Definition of favouritism in English:

favouritism

(US favoritism)

noun

mass noun
  • 1The practice of giving unfair preferential treatment to one person or group at the expense of another.

    ‘my parents would vehemently deny showing favouritism towards one child in particular’
    • ‘Embezzlement of oil revenues, bribery, and ethnic favoritism are all common practices.’
    • ‘And despite coming under heavy fire from political opponents for alleged favouritism towards his home county, the minister is remaining defiant.’
    • ‘The effects of this phenomenon are compounded by the continued practice of favouritism in political appointments, promotions and other decisions.’
    • ‘Anything else would smack of favoritism and unfair treatment for a general officer.’
    • ‘He does not want to hear about favouritism towards kindergartens.’
    • ‘The next administration should also guarantee the two-year term of the prosecutor general and refrain from putting prosecutors under its tight grip through favoritism in personnel management.’
    • ‘According to this view, although the Constitution precludes government favoritism of one religion over another, it does not outlaw government endorsement of religious ideology in general.’
    • ‘But, this program was plagued by agency mismanagement, political favoritism and corruption.’
    • ‘It wasn't just the obvious favouritism towards their own daughter that ticked him off either, that wasn't even the beginning of it.’
    • ‘Another industry practice that may need re-examination, the panelists said, is the role of favoritism and preferential treatment in the newsroom.’
    • ‘Ideally, a way would be found to encourage this official to keep an eye on all contributions, to avoid creating unfair favoritism.’
    • ‘They practiced favoritism, making themselves, their friends and their families rich from the public coffers.’
    • ‘And in the same vein there is a need to do away with corruption, a public disease, nepotism, favouritism, racism and other administrative deterring activities.’
    • ‘But the religious-economies model predicts that religiosity will grow weaker if these monopoly religions retain their political favoritism.’
    • ‘Many of them are serious candidates for the position, but the public will not be informed of who they are in order to eliminate any feelings of bias or favoritism towards particular candidates.’
    • ‘However, in the next night, fifteen of the thirty boxing judges were fired for showing unfair favoritism.’
    • ‘Negotiations have stalled on more than 30 issues, including fair wages and an end to discrimination and favoritism in hiring and promotions.’
    • ‘Under such circumstances, favoritism is practically impossible to conceal, and therefore unlikely to be attempted.’
    • ‘Rivalry between brothers is a central theme of Genesis, fueled always by favoritism and preference for the second-born.’
    • ‘And when I was in office, I was very careful to separate completely any religious commitment of mine and assuring of favoritism or preference to Christianity or my own faith.’
    partiality, partisanship, unfair preference, preferential treatment, special treatment, preference, favour, one-sidedness, prejudice, bias, inequality, unfairness, inequity, discrimination, positive discrimination, reverse discrimination
    View synonyms
  • 2The state or condition of being the competitor thought most likely to win a sporting contest.
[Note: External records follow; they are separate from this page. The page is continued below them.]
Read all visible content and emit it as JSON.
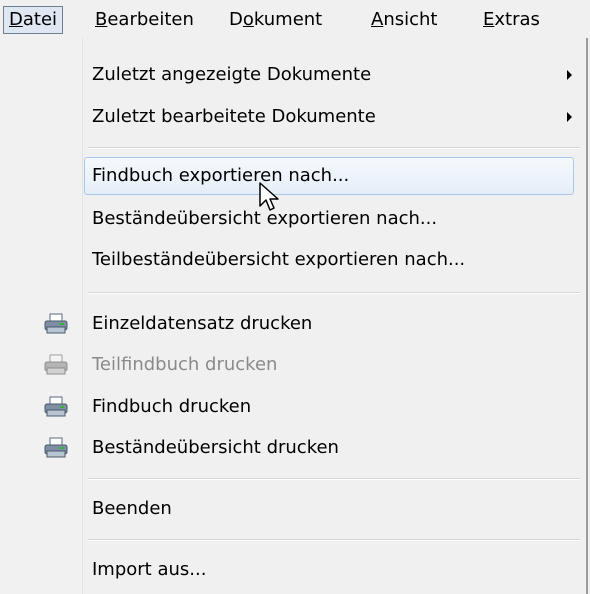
{
  "menubar": {
    "items": [
      {
        "pre": "",
        "acc": "D",
        "post": "atei"
      },
      {
        "pre": "",
        "acc": "B",
        "post": "earbeiten"
      },
      {
        "pre": "D",
        "acc": "o",
        "post": "kument"
      },
      {
        "pre": "",
        "acc": "A",
        "post": "nsicht"
      },
      {
        "pre": "",
        "acc": "E",
        "post": "xtras"
      }
    ]
  },
  "menu": {
    "recent_viewed": "Zuletzt angezeigte Dokumente",
    "recent_edited": "Zuletzt bearbeitete Dokumente",
    "export_findbuch": "Findbuch exportieren nach...",
    "export_bestand": "Beständeübersicht exportieren nach...",
    "export_teilbestand": "Teilbeständeübersicht exportieren nach...",
    "print_einzel": "Einzeldatensatz drucken",
    "print_teilfindbuch": "Teilfindbuch drucken",
    "print_findbuch": "Findbuch drucken",
    "print_bestand": "Beständeübersicht drucken",
    "quit": "Beenden",
    "import": "Import aus..."
  },
  "icons": {
    "printer_enabled": "printer-icon",
    "printer_disabled": "printer-disabled-icon"
  },
  "colors": {
    "highlight_border": "#a8c8ea",
    "open_menu_bg": "#dfe7f3",
    "disabled_text": "#8a8a8a"
  }
}
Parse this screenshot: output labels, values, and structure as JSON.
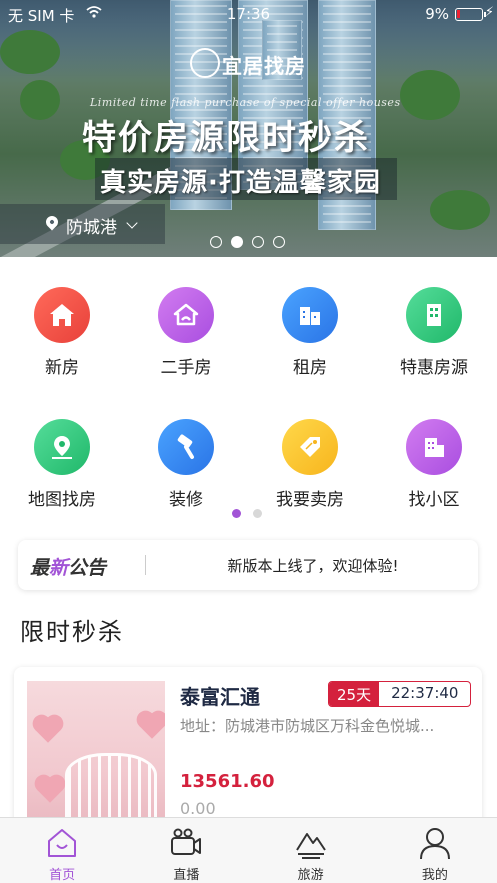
{
  "status_bar": {
    "carrier": "无 SIM 卡",
    "time": "17:36",
    "battery": "9%",
    "icons": [
      "wifi-icon",
      "battery-icon",
      "charging-icon"
    ]
  },
  "banner": {
    "brand": "宜居找房",
    "tagline_en": "Limited time flash purchase of special offer houses",
    "title": "特价房源限时秒杀",
    "subtitle": "真实房源·打造温馨家园",
    "city": "防城港",
    "slide_count": 4,
    "active_slide": 2
  },
  "categories": [
    {
      "label": "新房",
      "icon": "house-icon",
      "color": "#e8413a"
    },
    {
      "label": "二手房",
      "icon": "second-hand-house-icon",
      "color": "#a94ee0"
    },
    {
      "label": "租房",
      "icon": "rent-building-icon",
      "color": "#2a74e6"
    },
    {
      "label": "特惠房源",
      "icon": "discount-building-icon",
      "color": "#20b86a"
    },
    {
      "label": "地图找房",
      "icon": "map-pin-icon",
      "color": "#20b86a"
    },
    {
      "label": "装修",
      "icon": "paint-roller-icon",
      "color": "#2a74e6"
    },
    {
      "label": "我要卖房",
      "icon": "price-tag-icon",
      "color": "#f7b51d"
    },
    {
      "label": "找小区",
      "icon": "community-building-icon",
      "color": "#a94ee0"
    }
  ],
  "category_pages": {
    "count": 2,
    "active": 1
  },
  "notice": {
    "brand_prefix": "最",
    "brand_highlight": "新",
    "brand_suffix": "公告",
    "text": "新版本上线了，欢迎体验!"
  },
  "section": {
    "title": "限时秒杀"
  },
  "listing": {
    "title": "泰富汇通",
    "countdown_days": "25天",
    "countdown_time": "22:37:40",
    "address": "地址：防城港市防城区万科金色悦城...",
    "price": "13561.60",
    "original_price": "0.00"
  },
  "tabs": [
    {
      "label": "首页",
      "icon": "home-icon",
      "active": true
    },
    {
      "label": "直播",
      "icon": "video-camera-icon",
      "active": false
    },
    {
      "label": "旅游",
      "icon": "mountain-icon",
      "active": false
    },
    {
      "label": "我的",
      "icon": "user-icon",
      "active": false
    }
  ],
  "colors": {
    "accent": "#a254d6",
    "price_red": "#d4213d",
    "title_navy": "#1f2a44"
  }
}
    ‘the horse shares favouritism with her French-trained rival at 6-1’
    • ‘They shared favouritism at 2/1.’
    • ‘She completed the double in the seventh race where she shared favouritism at 6/4 with him.’
    • ‘In the fourth event they shared favouritism at 6/4 and they dominated this race from the outset.’
    • ‘Three runners share the overnight favoritism for the Melbourne Cup at odds ranging from 6-to - 1 to 8-to - 1.’
    • ‘They share favouritism for the Grand National Hurdles.’

Pronunciation

favouritism

/ˈfeɪv(ə)rɪtɪz(ə)m/